To do:
Output all entries verbatim.

Extracted data:
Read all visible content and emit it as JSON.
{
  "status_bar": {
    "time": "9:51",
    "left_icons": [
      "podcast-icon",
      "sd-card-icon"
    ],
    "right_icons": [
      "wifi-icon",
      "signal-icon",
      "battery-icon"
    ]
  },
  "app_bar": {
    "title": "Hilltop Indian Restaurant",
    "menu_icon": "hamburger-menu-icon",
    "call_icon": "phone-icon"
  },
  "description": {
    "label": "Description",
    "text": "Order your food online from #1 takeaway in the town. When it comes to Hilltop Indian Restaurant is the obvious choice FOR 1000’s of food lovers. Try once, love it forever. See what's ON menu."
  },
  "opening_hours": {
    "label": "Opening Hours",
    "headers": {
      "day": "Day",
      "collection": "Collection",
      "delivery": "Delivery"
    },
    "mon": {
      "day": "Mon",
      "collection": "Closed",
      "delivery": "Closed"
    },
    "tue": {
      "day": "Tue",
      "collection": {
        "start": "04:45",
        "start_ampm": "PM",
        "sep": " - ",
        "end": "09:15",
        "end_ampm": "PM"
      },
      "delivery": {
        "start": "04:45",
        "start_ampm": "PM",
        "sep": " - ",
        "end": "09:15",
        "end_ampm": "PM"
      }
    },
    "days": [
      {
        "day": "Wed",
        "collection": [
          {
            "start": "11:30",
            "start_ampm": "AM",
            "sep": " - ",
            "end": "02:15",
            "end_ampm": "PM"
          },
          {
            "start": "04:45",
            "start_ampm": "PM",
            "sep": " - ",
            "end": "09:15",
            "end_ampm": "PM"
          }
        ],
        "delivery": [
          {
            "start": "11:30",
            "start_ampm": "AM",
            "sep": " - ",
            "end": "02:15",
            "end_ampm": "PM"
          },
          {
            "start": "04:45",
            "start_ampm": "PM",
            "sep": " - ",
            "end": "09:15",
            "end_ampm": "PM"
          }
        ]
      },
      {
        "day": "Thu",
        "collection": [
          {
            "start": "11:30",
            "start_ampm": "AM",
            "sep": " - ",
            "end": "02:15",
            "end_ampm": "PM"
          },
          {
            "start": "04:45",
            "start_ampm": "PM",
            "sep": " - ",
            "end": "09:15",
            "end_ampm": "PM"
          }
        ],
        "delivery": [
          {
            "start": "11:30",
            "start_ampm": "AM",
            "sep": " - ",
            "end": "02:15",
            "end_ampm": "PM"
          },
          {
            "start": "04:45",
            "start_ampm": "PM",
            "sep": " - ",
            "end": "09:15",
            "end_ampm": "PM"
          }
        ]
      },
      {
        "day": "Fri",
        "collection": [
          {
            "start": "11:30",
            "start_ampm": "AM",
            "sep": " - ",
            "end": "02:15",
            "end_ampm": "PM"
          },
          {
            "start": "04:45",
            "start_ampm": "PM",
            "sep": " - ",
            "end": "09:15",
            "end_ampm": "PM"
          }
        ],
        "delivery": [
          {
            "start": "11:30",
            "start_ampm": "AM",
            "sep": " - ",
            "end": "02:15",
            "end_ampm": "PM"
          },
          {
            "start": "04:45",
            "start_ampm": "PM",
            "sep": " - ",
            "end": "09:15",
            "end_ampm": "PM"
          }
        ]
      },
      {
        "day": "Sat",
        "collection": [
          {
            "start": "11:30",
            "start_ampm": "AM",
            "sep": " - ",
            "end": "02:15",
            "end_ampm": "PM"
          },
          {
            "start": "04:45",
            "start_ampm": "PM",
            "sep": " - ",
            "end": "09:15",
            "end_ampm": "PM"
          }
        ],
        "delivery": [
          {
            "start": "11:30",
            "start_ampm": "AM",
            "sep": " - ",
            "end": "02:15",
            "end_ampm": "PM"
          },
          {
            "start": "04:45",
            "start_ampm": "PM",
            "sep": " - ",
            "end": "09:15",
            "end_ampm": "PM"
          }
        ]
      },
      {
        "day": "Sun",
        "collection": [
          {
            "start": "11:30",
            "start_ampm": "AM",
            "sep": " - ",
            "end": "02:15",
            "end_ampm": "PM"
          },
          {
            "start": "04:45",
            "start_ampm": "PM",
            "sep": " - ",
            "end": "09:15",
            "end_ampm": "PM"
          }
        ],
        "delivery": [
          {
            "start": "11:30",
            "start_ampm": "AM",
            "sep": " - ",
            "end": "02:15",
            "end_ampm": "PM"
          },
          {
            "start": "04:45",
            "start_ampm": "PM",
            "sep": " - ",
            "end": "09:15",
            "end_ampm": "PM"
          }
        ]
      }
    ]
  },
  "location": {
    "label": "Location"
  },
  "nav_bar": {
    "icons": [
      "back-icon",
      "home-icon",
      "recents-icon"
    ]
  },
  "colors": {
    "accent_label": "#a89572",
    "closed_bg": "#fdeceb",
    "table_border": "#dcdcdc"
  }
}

Solution below:
Read all visible content and emit it as JSON.
{
  "status_bar": {
    "time": "9:51",
    "left_icons": [
      "podcast-icon",
      "sd-card-icon"
    ],
    "right_icons": [
      "wifi-icon",
      "signal-icon",
      "battery-icon"
    ]
  },
  "app_bar": {
    "title": "Hilltop Indian Restaurant",
    "menu_icon": "hamburger-menu-icon",
    "call_icon": "phone-icon"
  },
  "description": {
    "label": "Description",
    "text": "Order your food online from #1 takeaway in the town. When it comes to Hilltop Indian Restaurant is the obvious choice FOR 1000’s of food lovers. Try once, love it forever. See what's ON menu."
  },
  "opening_hours": {
    "label": "Opening Hours",
    "headers": {
      "day": "Day",
      "collection": "Collection",
      "delivery": "Delivery"
    },
    "mon": {
      "day": "Mon",
      "collection": "Closed",
      "delivery": "Closed"
    },
    "tue": {
      "day": "Tue",
      "collection": {
        "start": "04:45",
        "start_ampm": "PM",
        "sep": " - ",
        "end": "09:15",
        "end_ampm": "PM"
      },
      "delivery": {
        "start": "04:45",
        "start_ampm": "PM",
        "sep": " - ",
        "end": "09:15",
        "end_ampm": "PM"
      }
    },
    "days": [
      {
        "day": "Wed",
        "collection": [
          {
            "start": "11:30",
            "start_ampm": "AM",
            "sep": " - ",
            "end": "02:15",
            "end_ampm": "PM"
          },
          {
            "start": "04:45",
            "start_ampm": "PM",
            "sep": " - ",
            "end": "09:15",
            "end_ampm": "PM"
          }
        ],
        "delivery": [
          {
            "start": "11:30",
            "start_ampm": "AM",
            "sep": " - ",
            "end": "02:15",
            "end_ampm": "PM"
          },
          {
            "start": "04:45",
            "start_ampm": "PM",
            "sep": " - ",
            "end": "09:15",
            "end_ampm": "PM"
          }
        ]
      },
      {
        "day": "Thu",
        "collection": [
          {
            "start": "11:30",
            "start_ampm": "AM",
            "sep": " - ",
            "end": "02:15",
            "end_ampm": "PM"
          },
          {
            "start": "04:45",
            "start_ampm": "PM",
            "sep": " - ",
            "end": "09:15",
            "end_ampm": "PM"
          }
        ],
        "delivery": [
          {
            "start": "11:30",
            "start_ampm": "AM",
            "sep": " - ",
            "end": "02:15",
            "end_ampm": "PM"
          },
          {
            "start": "04:45",
            "start_ampm": "PM",
            "sep": " - ",
            "end": "09:15",
            "end_ampm": "PM"
          }
        ]
      },
      {
        "day": "Fri",
        "collection": [
          {
            "start": "11:30",
            "start_ampm": "AM",
            "sep": " - ",
            "end": "02:15",
            "end_ampm": "PM"
          },
          {
            "start": "04:45",
            "start_ampm": "PM",
            "sep": " - ",
            "end": "09:15",
            "end_ampm": "PM"
          }
        ],
        "delivery": [
          {
            "start": "11:30",
            "start_ampm": "AM",
            "sep": " - ",
            "end": "02:15",
            "end_ampm": "PM"
          },
          {
            "start": "04:45",
            "start_ampm": "PM",
            "sep": " - ",
            "end": "09:15",
            "end_ampm": "PM"
          }
        ]
      },
      {
        "day": "Sat",
        "collection": [
          {
            "start": "11:30",
            "start_ampm": "AM",
            "sep": " - ",
            "end": "02:15",
            "end_ampm": "PM"
          },
          {
            "start": "04:45",
            "start_ampm": "PM",
            "sep": " - ",
            "end": "09:15",
            "end_ampm": "PM"
          }
        ],
        "delivery": [
          {
            "start": "11:30",
            "start_ampm": "AM",
            "sep": " - ",
            "end": "02:15",
            "end_ampm": "PM"
          },
          {
            "start": "04:45",
            "start_ampm": "PM",
            "sep": " - ",
            "end": "09:15",
            "end_ampm": "PM"
          }
        ]
      },
      {
        "day": "Sun",
        "collection": [
          {
            "start": "11:30",
            "start_ampm": "AM",
            "sep": " - ",
            "end": "02:15",
            "end_ampm": "PM"
          },
          {
            "start": "04:45",
            "start_ampm": "PM",
            "sep": " - ",
            "end": "09:15",
            "end_ampm": "PM"
          }
        ],
        "delivery": [
          {
            "start": "11:30",
            "start_ampm": "AM",
            "sep": " - ",
            "end": "02:15",
            "end_ampm": "PM"
          },
          {
            "start": "04:45",
            "start_ampm": "PM",
            "sep": " - ",
            "end": "09:15",
            "end_ampm": "PM"
          }
        ]
      }
    ]
  },
  "location": {
    "label": "Location"
  },
  "nav_bar": {
    "icons": [
      "back-icon",
      "home-icon",
      "recents-icon"
    ]
  },
  "colors": {
    "accent_label": "#a89572",
    "closed_bg": "#fdeceb",
    "table_border": "#dcdcdc"
  }
}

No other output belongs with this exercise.